§ What this task involves: Pull every line that includes the word "level" out of the data below and copy it.

○ ○ ○

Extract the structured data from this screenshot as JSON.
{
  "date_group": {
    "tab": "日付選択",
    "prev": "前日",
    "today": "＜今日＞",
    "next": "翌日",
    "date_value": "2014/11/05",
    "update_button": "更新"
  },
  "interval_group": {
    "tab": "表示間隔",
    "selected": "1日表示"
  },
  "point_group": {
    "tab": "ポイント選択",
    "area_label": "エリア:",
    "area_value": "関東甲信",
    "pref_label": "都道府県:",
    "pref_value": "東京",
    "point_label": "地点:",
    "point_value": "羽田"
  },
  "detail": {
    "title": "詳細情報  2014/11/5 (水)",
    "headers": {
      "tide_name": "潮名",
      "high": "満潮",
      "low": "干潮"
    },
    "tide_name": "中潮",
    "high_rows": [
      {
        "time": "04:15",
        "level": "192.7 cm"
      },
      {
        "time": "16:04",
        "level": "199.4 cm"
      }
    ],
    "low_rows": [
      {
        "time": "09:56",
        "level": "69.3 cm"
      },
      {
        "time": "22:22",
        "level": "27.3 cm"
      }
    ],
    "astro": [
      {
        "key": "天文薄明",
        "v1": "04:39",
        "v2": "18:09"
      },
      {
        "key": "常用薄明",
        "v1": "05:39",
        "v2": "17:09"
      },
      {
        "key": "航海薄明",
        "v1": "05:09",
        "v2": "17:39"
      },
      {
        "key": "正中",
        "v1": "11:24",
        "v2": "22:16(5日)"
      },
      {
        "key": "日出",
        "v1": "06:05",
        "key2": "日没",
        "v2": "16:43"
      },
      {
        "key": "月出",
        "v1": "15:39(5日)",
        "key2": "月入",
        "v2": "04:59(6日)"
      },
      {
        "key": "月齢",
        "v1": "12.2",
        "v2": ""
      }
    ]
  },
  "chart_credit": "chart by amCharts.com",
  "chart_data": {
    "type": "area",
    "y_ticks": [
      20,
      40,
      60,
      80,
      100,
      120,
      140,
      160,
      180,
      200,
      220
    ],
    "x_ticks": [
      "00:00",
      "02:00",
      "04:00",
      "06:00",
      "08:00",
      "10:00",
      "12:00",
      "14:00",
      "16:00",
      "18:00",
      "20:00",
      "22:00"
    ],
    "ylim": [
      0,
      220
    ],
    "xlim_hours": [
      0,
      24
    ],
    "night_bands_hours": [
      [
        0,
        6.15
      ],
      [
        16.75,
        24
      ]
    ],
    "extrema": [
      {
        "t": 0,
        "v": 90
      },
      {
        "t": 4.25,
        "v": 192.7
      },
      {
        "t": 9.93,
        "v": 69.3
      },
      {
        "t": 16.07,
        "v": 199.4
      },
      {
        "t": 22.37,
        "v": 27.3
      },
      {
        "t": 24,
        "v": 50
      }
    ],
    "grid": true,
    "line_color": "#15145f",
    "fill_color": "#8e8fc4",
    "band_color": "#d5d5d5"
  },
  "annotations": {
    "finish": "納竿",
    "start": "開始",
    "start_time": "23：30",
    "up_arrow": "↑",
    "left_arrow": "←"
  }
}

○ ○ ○

§ Response to this task:
        "level": "192.7 cm"
        "level": "199.4 cm"
        "level": "69.3 cm"
        "level": "27.3 cm"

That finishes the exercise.